◆ Work instructions
Go through the records below and copy out every line holding "this".

◆ Exercise input
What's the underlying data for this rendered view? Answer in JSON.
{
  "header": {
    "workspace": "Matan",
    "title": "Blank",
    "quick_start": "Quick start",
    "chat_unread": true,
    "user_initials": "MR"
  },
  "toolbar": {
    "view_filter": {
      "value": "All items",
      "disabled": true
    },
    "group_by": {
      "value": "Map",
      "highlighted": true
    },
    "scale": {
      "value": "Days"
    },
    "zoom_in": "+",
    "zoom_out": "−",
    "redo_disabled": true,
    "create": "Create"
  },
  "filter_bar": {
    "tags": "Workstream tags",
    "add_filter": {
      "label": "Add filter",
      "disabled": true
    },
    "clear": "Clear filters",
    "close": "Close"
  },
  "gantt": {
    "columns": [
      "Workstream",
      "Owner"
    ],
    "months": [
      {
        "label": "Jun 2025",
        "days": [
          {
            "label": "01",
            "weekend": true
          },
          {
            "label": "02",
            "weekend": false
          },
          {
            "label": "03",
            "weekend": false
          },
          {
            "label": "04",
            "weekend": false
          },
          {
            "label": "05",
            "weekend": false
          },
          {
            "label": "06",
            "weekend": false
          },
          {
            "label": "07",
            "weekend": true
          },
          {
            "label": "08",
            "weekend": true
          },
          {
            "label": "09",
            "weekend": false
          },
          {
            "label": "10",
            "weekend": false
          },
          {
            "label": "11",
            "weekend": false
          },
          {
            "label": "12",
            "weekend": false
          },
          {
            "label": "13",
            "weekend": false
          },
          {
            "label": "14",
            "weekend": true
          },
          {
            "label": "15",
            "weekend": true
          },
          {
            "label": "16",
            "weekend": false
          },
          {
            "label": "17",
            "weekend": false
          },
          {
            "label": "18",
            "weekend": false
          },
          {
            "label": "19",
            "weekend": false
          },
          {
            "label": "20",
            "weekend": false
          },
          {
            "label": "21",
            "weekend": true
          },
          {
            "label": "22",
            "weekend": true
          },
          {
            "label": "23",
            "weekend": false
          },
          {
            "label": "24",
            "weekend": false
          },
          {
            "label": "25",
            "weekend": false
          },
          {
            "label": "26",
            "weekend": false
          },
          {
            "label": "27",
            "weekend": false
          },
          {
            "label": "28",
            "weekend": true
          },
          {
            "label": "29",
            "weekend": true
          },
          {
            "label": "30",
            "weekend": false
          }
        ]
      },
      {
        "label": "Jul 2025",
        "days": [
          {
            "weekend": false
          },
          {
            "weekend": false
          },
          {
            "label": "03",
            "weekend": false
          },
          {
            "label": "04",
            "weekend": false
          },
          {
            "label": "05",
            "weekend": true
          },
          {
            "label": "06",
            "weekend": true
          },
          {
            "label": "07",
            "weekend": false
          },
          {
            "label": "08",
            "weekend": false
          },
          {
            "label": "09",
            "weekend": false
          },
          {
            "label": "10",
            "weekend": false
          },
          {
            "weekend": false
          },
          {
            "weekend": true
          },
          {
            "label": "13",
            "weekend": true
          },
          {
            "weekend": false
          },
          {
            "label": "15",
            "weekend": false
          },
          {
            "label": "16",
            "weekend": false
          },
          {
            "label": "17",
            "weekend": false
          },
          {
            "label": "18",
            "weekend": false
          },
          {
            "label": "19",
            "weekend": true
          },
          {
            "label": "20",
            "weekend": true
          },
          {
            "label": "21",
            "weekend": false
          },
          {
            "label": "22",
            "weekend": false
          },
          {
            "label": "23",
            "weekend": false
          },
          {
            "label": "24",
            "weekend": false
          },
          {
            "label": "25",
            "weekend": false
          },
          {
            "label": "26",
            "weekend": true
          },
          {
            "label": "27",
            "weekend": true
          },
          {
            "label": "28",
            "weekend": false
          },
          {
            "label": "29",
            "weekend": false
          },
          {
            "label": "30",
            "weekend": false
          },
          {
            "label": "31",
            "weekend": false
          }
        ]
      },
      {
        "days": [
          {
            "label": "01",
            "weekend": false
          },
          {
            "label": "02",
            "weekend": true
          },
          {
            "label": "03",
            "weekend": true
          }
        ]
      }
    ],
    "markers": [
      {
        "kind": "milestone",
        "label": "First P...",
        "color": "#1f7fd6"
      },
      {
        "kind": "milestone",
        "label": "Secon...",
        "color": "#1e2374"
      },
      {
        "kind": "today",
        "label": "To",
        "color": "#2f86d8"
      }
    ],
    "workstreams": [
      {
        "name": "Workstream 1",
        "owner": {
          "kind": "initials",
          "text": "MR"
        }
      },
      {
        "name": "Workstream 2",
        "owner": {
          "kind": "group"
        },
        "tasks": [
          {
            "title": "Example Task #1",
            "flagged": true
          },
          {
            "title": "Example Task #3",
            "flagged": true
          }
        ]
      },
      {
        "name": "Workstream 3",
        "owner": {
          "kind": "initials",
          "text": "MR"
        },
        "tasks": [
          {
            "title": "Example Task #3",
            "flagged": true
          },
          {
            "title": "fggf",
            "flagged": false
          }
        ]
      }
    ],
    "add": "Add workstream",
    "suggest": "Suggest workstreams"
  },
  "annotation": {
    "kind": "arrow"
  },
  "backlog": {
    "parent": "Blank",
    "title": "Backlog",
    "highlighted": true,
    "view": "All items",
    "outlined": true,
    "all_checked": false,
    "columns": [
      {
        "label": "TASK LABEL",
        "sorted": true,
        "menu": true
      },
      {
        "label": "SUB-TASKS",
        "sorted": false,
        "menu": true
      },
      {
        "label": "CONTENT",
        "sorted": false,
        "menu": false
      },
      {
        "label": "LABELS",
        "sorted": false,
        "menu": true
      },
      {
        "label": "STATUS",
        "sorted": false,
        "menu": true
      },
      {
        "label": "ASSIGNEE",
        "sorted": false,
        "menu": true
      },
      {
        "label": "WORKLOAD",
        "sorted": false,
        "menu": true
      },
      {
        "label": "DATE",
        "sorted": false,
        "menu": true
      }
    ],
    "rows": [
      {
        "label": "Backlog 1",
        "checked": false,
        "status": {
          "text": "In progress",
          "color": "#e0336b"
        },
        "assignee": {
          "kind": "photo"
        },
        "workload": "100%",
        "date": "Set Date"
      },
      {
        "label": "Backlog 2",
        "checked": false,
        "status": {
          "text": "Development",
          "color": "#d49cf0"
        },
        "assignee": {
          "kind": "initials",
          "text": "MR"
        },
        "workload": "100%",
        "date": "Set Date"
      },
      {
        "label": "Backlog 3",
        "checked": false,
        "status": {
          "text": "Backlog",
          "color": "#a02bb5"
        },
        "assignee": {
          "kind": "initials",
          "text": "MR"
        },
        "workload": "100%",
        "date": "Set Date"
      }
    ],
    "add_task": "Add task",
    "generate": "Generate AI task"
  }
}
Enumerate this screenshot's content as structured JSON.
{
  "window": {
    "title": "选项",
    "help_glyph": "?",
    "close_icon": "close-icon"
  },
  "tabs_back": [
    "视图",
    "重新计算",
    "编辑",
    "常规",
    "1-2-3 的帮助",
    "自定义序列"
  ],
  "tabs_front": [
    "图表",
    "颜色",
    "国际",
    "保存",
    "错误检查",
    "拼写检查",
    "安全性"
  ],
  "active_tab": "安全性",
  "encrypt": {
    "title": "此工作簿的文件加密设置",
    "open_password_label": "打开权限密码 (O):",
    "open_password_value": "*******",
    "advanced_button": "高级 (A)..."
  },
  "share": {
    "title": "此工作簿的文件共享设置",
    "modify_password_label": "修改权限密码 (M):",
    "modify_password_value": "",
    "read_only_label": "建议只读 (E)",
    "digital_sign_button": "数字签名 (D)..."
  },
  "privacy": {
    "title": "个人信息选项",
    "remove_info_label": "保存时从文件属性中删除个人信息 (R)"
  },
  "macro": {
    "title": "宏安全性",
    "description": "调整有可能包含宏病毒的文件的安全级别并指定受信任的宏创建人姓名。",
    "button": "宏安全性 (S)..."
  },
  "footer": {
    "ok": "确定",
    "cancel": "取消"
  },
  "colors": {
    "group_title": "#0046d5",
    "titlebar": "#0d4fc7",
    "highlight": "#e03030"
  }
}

◆ Exercise response
What's the underlying data for this rendered view? Answer in JSON.
Enumerate this screenshot's content as structured JSON.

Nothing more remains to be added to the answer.